The app BJ’s launched on Tuesday comes as a direct response to the promptness of fast casual restaurants, according to president and CEO Greg Trojan. “Time is the most precious commodity for us all,” said Trojan, who’s Huntington, Calif.-based chain reported net income of $21 million in 2013, down from $31 million in 2012.

While sales in the causal dining space have been dismal overall, there are a few bright spots. Buffalo Wild Wings, for instance, has increased sale and profits by more than 20% a year for the past five years and plans to expand its 990 locations to 1,700 in the U.S. and Canada over the next decade. The restaurant is doing well, Chapman says, because unlike the generic bar and grill concepts of so many other casual dining establishments, it has taken a focused marketing approach, touting itself as the go-to location for wings, beer, and sports.

Other casual dining chains have found success through similar efforts at differentiation. Yard House, which serves American cuisine in 19 states, is known for its wide selection of draft beers. Bonefish Grill, Chapman says, has set itself apart with servers who are extremely knowledgeable of the restaurant’s seafood menu.

BJ’s, meanwhile, is using a different tactic to attract customers: warp speed. Will it work?

Faster service time will certainly offer a competitive edge over other casual dining restaurants, Chapman says, especially at lunchtime, when guests want to get in and out in under an hour. But there’s no telling if the order-ahead app will convince customers to sit down for a meal instead of cycling through the Chipotle line.

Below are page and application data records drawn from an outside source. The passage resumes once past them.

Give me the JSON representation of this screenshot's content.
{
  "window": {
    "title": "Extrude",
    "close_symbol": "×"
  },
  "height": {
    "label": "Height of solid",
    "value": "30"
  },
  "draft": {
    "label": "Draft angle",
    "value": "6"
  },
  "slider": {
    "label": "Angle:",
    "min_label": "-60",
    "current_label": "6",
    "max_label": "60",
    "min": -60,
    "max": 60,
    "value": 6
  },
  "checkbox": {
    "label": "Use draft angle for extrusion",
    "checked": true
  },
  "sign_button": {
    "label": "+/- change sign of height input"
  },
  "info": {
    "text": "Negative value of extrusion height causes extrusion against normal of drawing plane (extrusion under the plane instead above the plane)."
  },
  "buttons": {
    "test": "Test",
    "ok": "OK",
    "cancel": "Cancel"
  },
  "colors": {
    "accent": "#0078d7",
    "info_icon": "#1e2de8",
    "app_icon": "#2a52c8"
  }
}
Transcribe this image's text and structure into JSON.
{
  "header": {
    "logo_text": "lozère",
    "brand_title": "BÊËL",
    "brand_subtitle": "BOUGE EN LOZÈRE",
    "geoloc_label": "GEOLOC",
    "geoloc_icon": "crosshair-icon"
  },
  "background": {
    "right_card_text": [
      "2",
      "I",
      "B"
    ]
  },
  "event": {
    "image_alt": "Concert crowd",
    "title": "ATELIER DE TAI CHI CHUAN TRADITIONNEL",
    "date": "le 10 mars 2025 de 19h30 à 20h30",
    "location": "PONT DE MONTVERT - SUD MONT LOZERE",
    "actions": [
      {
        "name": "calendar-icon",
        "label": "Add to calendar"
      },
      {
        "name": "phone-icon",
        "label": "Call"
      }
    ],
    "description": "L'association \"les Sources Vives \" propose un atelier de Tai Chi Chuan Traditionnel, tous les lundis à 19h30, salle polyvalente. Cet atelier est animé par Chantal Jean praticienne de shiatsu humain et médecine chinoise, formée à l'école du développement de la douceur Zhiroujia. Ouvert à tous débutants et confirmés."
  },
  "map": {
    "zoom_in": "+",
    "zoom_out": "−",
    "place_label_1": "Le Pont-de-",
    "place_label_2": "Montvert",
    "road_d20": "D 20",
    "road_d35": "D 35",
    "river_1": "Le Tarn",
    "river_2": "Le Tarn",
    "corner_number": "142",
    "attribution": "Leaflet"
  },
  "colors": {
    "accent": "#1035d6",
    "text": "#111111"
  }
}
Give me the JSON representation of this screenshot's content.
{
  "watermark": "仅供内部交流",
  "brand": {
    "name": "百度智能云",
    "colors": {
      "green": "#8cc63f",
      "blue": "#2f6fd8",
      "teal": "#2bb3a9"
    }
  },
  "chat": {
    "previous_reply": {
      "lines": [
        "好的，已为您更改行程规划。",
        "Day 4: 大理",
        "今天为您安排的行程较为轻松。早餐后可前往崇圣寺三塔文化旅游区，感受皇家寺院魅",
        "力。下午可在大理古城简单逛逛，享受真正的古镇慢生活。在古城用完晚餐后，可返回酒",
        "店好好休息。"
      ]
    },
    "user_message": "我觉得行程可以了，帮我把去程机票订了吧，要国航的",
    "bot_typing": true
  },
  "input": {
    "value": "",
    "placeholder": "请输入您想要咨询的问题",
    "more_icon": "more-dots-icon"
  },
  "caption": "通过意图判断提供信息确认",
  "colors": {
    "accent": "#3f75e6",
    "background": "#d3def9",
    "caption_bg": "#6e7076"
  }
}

In the long run, though, there’s little downside for restaurants and retailers to offer mobile payment options. It often saves on transaction fees and gives restaurants the ability to push promotions through a customer’s handheld device, which helps build loyalty, says Michelle Evans, a consumer finance analyst at Euromonitor International, a market research firm. And, she says, it’s no secret that “once it’s easier to make a purchase, you’re likely to spend more.”